While the procedure used to repair the right eye is fairly common in Dr. Devenyi’s work week these days, he says that only a few years ago a case like Firth’s wouldn’t necessarily have had such a positive outcome. “The key to any operation is to be able to visualize and see what you’re doing properly. And our techniques for visualization in the operating room are so much better than they used to be,” says Dr. Devenyi, who is also the Karen and William Barnett Chair in Ophthalmology. “We have these wide-field viewing and computerized imaging systems that allow us to see at multiple levels. There’s not a week that passes when I can’t successfully repair several patients who just a few years ago would have permanently lost their sight.”
That specialized and constantly updated equipment is also handled by the surgeons’ support team, including registered nurses like Rosa Lee, who served as a scrub nurse on Firth’s final surgery. Scrub nurses are responsible for handling all sterilized equipment in the operating room, and with ophthalmology that means managing highly specialized tools.
An operating room nurse since 1989, Lee has always gravitated toward ophthalmology, and while she also serves in other settings, it’s been her specialty for the past 15 years.

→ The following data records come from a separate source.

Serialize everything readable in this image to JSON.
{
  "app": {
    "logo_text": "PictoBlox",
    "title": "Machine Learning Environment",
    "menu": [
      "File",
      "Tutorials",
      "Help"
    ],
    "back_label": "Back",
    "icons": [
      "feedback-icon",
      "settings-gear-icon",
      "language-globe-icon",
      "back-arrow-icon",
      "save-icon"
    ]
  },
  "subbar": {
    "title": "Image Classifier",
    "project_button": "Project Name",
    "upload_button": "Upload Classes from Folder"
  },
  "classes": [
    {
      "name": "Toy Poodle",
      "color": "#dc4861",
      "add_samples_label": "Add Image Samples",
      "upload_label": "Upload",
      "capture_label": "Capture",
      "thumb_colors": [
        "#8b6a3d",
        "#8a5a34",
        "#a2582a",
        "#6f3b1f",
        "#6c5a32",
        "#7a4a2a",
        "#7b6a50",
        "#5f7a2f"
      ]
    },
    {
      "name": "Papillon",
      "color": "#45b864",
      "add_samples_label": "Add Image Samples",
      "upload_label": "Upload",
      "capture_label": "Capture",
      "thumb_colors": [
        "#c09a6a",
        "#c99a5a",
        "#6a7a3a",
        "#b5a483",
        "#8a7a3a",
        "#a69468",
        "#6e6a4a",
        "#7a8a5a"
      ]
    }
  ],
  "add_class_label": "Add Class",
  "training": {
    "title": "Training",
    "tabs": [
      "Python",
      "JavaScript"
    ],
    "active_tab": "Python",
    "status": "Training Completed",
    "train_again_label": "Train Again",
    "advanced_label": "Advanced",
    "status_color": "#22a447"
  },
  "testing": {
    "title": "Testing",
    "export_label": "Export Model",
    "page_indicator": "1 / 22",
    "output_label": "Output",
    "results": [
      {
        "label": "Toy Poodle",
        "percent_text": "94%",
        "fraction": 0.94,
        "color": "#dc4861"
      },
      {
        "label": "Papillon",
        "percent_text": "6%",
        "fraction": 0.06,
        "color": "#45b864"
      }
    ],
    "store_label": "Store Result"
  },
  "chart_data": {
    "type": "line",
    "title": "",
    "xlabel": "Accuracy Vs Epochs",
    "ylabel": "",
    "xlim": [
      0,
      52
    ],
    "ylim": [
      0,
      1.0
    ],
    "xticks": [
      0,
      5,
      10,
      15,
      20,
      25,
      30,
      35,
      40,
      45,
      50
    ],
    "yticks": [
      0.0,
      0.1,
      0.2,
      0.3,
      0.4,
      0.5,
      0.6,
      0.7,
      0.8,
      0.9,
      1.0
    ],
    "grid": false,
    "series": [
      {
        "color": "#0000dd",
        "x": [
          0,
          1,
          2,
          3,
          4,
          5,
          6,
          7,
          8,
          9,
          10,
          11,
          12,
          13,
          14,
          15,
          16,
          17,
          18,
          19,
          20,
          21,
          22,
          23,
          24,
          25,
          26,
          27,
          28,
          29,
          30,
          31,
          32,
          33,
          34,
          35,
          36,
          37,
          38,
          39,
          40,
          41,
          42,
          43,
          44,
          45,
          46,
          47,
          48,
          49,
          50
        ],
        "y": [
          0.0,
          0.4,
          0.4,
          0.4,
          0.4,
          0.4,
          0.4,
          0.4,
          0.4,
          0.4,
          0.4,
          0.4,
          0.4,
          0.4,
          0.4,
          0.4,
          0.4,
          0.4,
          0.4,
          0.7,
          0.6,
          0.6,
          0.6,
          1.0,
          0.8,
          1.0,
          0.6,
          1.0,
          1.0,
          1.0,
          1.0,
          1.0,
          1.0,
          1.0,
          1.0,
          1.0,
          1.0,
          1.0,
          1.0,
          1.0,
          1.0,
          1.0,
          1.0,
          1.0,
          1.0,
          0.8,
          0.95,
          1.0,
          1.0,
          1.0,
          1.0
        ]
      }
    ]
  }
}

That expertise, which also allows her to guide less-senior nurses through these specialized procedures, makes surgeries like Firth’s go even more smoothly. “Doing ophthalmology, we have to deal with microsurgical instruments, which are very different from what’s used in something like orthopedics,” Lee says. “It’s fascinating from a nurse’s perspective to see the doctors using the technology to work inside the eye.”
Additionally, Dr. Allan Slomovic, ophthalmologist and surgeon in the Sprott Department of Surgery, Owen & Marta Boris Chair in Stem Cell Vision Research, Research Director of the Cornea/External Disease Service and Director of the Ocular Stem Cell Transplantation Program at UHN’s Donald K. Johnson Eye Institute, spearheaded numerous surgeries on Firth’s right eye. “He’s been an integral part of my rehabilitation and ability to see again,” Firth says. “Truly one of the most caring and professional doctors I’ve ever met.”
Seeing the impact
While Lee brings experience to the team, a fellow like Dr. Van der Merwe, who is here training from South Africa, represents the future of ophthalmology, learning under the guidance of more seasoned surgeons. Since Dr. Devenyi does 15 to 20 eye surgeries a week, developing an unbelievable wealth of experience, it’s important for him to pass his know-how on to younger generations of clinicians who can see the possibilities of modern ophthalmology and the way it changes the lives of patients like Firth.
“The surgeons who work here not only are extremely experienced, but they really care about their patients and the value these surgeries can add to their lives,” says Dr. Van der Merwe, who’s also part of the Donald K. Johnson Eye Institute. “As eye surgeons, we’re very aware of the impact that vision has on our patients’ lives, and we celebrate the great results with the ones that are lucky to benefit from these interventions.”
As for Firth, his life isn’t exactly back to where it was before the accident, but with the vision in his right eye fully restored, he feels like a brand-new person and is looking to get back to his job and regular routines in Kingston. He has plans to give back to the visually impaired community by volunteering with the CNIB Foundation once he’s back on his feet, as a means of thanking the Sprott Surgery team for helping to turn his life around.
“In that moment after the last surgery, when I realized I could see, I knew everything happens for a reason, and this experience is part of my story. I’ve told my doctors I’m going to make good on this. I’ve been given a second chance at life,” Firth says. “I feel like one of the luckiest people on Earth.”